- TASK DETAILS -
For each line of the listing below that contains the string "Respuesta", copy the line.

- MATERIAL PROVIDED -
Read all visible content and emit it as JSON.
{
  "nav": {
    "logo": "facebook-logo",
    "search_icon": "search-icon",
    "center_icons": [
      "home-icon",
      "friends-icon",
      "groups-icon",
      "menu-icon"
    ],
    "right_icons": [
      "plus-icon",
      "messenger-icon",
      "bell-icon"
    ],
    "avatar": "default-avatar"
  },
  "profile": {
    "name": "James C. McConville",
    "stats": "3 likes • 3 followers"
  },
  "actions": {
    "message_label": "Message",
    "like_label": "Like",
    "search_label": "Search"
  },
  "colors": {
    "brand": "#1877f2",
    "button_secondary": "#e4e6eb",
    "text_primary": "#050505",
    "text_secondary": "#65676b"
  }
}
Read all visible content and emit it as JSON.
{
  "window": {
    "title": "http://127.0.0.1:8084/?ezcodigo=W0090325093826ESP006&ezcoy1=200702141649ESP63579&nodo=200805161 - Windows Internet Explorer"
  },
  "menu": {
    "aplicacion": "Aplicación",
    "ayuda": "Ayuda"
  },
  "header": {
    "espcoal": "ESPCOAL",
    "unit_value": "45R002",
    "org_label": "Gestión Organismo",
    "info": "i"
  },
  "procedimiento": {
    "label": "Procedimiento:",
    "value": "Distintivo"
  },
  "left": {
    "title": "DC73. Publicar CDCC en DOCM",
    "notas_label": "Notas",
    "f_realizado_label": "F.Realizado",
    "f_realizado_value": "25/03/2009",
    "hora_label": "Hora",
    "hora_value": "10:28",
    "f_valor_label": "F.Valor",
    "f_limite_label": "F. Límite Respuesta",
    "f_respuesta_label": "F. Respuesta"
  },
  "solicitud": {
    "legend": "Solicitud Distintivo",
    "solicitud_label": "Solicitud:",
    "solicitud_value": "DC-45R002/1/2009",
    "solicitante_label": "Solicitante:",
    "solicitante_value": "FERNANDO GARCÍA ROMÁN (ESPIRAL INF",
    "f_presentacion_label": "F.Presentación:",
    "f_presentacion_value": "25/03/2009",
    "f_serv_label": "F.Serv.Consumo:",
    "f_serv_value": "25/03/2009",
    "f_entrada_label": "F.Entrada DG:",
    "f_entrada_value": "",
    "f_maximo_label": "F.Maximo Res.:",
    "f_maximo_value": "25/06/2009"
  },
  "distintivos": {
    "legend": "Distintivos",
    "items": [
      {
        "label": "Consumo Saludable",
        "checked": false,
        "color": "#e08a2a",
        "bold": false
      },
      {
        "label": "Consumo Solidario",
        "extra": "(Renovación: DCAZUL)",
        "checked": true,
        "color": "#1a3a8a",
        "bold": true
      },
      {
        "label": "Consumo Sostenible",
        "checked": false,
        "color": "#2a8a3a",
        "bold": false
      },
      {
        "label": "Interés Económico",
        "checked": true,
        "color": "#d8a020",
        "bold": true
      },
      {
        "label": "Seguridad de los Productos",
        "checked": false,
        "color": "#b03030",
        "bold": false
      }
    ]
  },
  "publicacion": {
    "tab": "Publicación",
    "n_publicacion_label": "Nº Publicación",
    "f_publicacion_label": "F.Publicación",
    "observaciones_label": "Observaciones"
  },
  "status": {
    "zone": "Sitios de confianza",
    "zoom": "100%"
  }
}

- TASK ANSWER -
    "f_limite_label": "F. Límite Respuesta",
    "f_respuesta_label": "F. Respuesta"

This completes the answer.